**ACTIVITY**
From the entries below, extract every line that includes the word "music".

*** RECORDED INFORMATION ***

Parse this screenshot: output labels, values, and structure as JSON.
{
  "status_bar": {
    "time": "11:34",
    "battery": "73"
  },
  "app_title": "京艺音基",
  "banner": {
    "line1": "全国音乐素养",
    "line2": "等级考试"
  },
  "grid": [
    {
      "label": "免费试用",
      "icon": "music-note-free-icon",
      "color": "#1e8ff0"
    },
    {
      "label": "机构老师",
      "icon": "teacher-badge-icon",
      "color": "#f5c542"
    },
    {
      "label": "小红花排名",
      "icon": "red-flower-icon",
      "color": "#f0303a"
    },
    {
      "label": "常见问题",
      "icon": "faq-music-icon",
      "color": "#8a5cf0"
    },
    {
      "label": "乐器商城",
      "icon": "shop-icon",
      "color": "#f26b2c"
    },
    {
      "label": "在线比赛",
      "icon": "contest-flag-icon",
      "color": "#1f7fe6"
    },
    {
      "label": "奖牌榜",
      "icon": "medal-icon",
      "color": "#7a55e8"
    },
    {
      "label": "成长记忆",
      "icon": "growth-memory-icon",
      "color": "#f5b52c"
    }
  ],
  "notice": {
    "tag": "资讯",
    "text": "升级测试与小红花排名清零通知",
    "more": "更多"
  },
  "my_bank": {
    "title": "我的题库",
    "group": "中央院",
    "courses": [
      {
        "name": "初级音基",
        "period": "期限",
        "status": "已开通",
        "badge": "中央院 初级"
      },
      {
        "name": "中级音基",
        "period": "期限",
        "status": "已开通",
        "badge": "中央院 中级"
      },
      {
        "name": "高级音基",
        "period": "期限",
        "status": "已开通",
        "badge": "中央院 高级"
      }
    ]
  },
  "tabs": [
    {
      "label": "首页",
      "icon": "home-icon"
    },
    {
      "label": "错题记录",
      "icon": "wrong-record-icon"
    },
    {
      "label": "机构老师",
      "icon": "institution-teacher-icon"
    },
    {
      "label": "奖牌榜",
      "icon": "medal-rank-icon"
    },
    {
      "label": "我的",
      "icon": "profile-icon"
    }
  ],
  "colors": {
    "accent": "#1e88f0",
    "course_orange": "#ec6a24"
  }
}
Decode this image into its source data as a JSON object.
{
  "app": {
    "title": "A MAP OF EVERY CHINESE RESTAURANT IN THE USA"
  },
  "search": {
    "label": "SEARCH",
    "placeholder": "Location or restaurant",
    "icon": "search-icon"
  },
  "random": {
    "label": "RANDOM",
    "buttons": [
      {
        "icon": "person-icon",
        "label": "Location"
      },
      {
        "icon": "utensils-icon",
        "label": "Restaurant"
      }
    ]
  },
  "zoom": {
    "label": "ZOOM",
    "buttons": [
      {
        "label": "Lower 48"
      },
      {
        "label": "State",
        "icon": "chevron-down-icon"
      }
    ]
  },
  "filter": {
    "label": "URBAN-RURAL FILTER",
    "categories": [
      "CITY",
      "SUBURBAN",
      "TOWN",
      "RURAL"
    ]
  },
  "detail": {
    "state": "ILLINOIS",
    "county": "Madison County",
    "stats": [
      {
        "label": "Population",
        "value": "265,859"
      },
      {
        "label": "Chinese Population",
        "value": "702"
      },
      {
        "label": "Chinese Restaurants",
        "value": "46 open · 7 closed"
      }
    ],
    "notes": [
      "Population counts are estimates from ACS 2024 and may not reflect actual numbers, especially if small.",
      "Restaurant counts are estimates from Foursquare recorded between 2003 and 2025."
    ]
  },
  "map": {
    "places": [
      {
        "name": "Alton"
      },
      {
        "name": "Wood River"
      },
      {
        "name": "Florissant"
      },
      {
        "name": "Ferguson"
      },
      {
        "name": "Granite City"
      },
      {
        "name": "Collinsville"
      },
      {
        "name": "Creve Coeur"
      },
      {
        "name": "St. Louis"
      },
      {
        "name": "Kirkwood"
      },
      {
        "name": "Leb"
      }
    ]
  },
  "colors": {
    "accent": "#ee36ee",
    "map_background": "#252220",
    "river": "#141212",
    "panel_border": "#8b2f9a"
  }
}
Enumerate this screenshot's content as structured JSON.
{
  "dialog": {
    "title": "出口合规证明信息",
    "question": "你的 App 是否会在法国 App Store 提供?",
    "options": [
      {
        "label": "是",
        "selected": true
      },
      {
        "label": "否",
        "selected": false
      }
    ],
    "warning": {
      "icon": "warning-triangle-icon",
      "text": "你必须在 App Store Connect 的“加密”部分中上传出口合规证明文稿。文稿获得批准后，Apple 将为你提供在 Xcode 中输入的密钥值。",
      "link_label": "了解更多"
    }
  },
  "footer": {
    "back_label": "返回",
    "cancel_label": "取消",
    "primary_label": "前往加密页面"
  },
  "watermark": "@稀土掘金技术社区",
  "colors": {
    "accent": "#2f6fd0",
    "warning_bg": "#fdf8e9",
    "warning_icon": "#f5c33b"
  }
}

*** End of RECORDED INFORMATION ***

**RESPONSE TO THE EXERCISE**
      "icon": "music-note-free-icon",
      "icon": "faq-music-icon",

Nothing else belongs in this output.